So to answer the question, I don’t think thinner always means healthier. I know lots of people who are thin but they eat junk and don’t exercise, and I’ll bet in the end, they’re less healthy than those who are overweight but eat a healthy diet and are physically active.
There’s some interesting research on weight loss to improve one’s health, and what they’ve found is that most people who lose weight because their doctor tells them to, tend to regain it. Over time, the lose-gain-lose-gain cycle of yo-yo dieting ends up causing more health problems for many people because it really stresses the body. In addition, there’s a growing body of research showing that overweight individuals who are active and fit have lower mortality rates than normal-weight persons who are inactive and unfit.
So the bottom line is – don’t stress about your BMI or ideal body weight. Instead, try to adopt the “Health at Every Size”(HAES) attitude. Appreciate your body for the good things it does for you, and take care of it the best you can. No matter what your weight, you can be healthy IF you take steps to live a healthy lifestyle, and that means eating more healthy foods, and moving more. Here are 7 suggestions to help get you started on HAES. I promise if you do them all, you’ll be healthier (and you’ll probably even lose weight 🙂 )
1. Eat a fruit or a vegetable every time you eat
2. Have a meatless meal at least once each week
3. Get your heart rate up for at least 30 minutes daily
4. Eat a healthy breakfast every day
5. Add more herbs and less salt to your food
6. Cook at home more and eat out less
7. Get to bed a little bit earlier
For more information about the Health at Every Size movement, check out this podcast discussion with nutritionists Ellen Glovsky PhD, RD and Michaela Ballmann MS RD.

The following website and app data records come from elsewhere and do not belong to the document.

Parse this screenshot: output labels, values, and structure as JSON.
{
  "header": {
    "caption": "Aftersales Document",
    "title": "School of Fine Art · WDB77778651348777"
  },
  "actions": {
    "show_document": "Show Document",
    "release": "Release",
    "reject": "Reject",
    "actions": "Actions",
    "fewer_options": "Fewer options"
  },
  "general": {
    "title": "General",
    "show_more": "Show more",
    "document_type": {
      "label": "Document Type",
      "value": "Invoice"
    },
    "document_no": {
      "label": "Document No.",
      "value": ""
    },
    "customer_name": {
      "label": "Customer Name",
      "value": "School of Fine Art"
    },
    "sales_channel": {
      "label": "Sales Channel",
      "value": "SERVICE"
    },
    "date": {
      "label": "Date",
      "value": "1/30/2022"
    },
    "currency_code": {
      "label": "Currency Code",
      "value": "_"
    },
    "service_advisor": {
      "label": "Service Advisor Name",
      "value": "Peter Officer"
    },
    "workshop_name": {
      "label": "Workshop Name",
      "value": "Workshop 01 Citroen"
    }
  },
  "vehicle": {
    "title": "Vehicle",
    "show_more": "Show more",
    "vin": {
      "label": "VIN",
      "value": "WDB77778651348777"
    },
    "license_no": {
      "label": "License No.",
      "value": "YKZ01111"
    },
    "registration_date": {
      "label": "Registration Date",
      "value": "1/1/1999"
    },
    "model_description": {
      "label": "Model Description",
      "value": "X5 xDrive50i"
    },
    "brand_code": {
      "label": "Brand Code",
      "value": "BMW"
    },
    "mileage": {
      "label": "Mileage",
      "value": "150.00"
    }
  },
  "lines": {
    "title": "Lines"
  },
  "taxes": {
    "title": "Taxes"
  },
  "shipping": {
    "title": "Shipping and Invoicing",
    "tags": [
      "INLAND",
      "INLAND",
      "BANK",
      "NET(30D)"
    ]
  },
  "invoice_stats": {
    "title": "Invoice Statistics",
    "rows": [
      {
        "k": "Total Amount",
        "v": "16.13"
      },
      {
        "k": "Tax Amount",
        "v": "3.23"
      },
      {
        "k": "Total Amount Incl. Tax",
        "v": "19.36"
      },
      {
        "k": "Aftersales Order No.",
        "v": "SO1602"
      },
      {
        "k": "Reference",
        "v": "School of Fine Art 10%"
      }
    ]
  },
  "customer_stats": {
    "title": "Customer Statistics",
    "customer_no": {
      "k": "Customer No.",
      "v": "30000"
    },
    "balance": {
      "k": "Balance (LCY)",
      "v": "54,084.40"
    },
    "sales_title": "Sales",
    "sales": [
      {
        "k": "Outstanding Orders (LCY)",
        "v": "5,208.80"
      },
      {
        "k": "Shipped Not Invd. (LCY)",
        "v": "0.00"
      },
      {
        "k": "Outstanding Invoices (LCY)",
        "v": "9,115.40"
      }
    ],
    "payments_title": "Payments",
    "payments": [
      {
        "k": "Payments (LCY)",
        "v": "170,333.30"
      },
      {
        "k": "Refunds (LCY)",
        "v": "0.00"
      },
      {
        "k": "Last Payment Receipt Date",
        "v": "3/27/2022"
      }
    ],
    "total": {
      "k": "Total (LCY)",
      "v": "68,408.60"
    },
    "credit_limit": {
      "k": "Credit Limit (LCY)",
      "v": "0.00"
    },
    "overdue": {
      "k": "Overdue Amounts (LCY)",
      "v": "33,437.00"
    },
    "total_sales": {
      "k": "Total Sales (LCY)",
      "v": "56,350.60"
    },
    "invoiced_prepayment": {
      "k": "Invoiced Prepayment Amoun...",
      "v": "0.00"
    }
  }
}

How do you feel about Health at Every Size? Do you think you would be healthier if you adopted healthier habits but didn’t lose weight?